Horne v. International Union of Painters, A135470 -- In an employment discrimination action, the after-acquired evidence doctrine does not apply to bar consideration of plaintiff's criminal record and the federal law rendering him ineligible for the organizer position because it is relevant to the prima facie inquiry, not the employer's motive here.
Mendez v. Mid-Wilshire Health Care Center, B243144 -- The arbitration provision in the collective bargaining agreement governing plaintiff's employment does not apply to plaintiff's statutory discrimination claims.
Moradi v. Marsh USA, Inc., B239858 -- Defendant-employer was not entitled to summary judgment in an action brought by plaintiff for personal injuries when defendant-employee collided with plaintiff while driving her car, where: 1) because the employer required the employee to use her personal vehicle to travel to and from the office and make other work-related trips during the day, defendant-employee was acting within the scope of her employment when she was commuting to and from work; 2) defendant-employee's planned stops for frozen yogurt and a yoga class on the way home did not change the incidental benefit to the employer of having the employee use her personal vehicle to travel to and from the office and other destinations; and thus, 3) under the required vehicle exception to the going and coming rule, defendant-employee was acting within the scope of her employment at the time of the accident.

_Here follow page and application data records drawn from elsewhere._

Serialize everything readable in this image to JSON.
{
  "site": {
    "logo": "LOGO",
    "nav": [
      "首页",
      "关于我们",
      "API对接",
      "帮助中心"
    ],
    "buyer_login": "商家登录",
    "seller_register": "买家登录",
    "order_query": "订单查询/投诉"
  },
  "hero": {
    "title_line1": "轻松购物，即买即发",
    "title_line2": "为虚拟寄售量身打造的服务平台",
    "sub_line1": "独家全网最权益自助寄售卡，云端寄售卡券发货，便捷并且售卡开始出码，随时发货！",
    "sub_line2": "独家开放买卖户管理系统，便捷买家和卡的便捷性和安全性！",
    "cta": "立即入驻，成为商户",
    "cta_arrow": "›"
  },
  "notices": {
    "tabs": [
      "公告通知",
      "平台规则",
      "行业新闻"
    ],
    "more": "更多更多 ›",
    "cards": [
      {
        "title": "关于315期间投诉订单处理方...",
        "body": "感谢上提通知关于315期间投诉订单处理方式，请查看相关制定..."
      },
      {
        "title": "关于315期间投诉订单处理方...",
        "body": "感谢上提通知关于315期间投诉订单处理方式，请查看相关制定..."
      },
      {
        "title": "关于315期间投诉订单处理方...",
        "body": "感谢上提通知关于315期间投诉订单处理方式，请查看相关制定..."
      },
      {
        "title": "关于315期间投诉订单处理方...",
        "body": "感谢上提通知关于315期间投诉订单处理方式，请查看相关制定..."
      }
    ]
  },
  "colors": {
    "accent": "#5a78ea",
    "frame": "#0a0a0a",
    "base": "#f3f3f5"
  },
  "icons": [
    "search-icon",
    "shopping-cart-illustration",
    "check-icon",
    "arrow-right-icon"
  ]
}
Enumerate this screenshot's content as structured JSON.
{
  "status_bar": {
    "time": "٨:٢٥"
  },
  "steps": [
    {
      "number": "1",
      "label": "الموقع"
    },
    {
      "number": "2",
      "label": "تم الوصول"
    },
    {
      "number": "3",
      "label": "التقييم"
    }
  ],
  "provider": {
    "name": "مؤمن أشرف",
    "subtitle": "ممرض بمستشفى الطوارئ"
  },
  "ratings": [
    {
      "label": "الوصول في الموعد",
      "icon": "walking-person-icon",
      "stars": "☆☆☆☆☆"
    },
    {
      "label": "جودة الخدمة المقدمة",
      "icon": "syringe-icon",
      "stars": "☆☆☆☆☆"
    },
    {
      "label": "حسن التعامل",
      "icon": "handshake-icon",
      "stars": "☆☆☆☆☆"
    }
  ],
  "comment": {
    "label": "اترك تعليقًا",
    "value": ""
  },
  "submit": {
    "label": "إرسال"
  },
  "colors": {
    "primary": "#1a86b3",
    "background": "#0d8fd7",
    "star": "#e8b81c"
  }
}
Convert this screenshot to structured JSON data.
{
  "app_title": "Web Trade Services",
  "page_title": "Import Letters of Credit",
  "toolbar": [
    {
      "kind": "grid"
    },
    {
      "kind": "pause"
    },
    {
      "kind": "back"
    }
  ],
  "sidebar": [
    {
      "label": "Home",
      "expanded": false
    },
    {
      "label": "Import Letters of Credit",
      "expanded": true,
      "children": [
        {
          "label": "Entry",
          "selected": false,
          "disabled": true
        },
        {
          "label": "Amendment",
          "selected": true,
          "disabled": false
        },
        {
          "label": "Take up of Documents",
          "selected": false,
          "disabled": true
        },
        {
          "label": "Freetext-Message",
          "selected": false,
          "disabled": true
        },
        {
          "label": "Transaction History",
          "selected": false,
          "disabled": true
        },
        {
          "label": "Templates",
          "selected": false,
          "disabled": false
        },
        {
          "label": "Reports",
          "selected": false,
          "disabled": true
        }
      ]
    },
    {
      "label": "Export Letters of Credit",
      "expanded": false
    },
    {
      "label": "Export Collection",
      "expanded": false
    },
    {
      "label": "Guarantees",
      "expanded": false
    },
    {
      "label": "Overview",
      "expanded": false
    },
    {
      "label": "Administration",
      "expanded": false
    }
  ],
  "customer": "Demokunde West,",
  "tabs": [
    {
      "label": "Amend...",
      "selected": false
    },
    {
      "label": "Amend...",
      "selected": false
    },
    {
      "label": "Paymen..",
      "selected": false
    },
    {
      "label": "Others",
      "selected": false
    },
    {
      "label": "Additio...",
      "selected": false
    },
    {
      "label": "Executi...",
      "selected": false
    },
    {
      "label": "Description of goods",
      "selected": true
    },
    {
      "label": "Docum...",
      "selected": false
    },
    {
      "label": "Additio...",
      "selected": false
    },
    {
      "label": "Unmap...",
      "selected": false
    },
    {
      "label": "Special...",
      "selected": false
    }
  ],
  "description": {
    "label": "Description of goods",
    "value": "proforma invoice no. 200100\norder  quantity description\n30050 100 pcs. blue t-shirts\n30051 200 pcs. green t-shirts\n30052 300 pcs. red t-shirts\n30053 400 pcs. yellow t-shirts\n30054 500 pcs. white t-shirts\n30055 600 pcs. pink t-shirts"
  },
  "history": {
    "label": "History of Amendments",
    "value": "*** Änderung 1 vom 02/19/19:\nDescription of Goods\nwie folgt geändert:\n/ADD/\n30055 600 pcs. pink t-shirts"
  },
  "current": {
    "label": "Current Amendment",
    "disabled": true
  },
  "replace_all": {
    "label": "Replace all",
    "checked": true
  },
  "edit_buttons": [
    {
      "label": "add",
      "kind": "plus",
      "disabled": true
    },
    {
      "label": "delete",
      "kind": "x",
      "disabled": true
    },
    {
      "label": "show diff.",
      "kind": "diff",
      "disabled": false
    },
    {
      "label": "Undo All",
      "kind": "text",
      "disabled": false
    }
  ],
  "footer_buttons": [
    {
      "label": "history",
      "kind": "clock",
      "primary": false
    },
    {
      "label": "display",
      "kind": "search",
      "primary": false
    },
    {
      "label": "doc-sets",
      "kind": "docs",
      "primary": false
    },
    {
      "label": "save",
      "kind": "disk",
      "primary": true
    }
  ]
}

Purton v. Marriott International, Inc., D060475 -- In a personal injury action in which plaintiff alleged that defendant-employee consumed alcoholic beverages at an employer hosted party, became intoxicated, arrived home safely, but when he left to drive a co-worker home, the defendant-employee struck another car and killed its driver, summary judgment for defendant-employer is reversed and remanded, where: 1) an employer may be found liable for its employee's torts as long as the proximate cause of the injury (here, alcohol consumption) occurred within the scope of employment; 2) a reasonable trier of fact could conclude that the employee was acting within the scope of his employment while ingesting alcoholic beverages at the party; and 3) no legal justification exists for terminating the employer's liability as a matter of law simply because the employee arrived home safely from the employer hosted party.
Sanchez v. Swissport, Inc., B237761 -- The plain language of the Pregnancy Disability Leave Law makes clear that its remedies augment, rather than supplant, those set forth elsewhere in the California Fair Employment and Housing Act.
Volpei v. County of Ventura, B243954 -- A provision in a collective bargaining agreement that the union may submit a grievance to arbitration does not preclude an employee in that union with a statutory grievance against his employer from filing a judicial action, where, as here, the agreement does not provide for a clear and unmistakable waiver of plaintiff-employee's right to a judicial forum for his statutory discrimination claims.
Yanez v. Plummer, C070726 -- In an action against defendant-former employer for wrongful discharge, and its in-house counsel for legal malpractice, breach of fiduciary duty, and fraud arising out of plaintiff's firing for dishonesty for a discrepancy between a witness statement that plaintiff wrote and a deposition answer he gave concerning a co-employee's on-the-job injury, summary judgment for defendant-attorney is reversed and remanded, where plaintiff has raised a triable issue of material fact that but for defendant-attorney's conduct, defendant-former employer would not have fired plaintiff.
For additional discussion of the risks of malpractice facing in-house counsel for representing an employee, see here.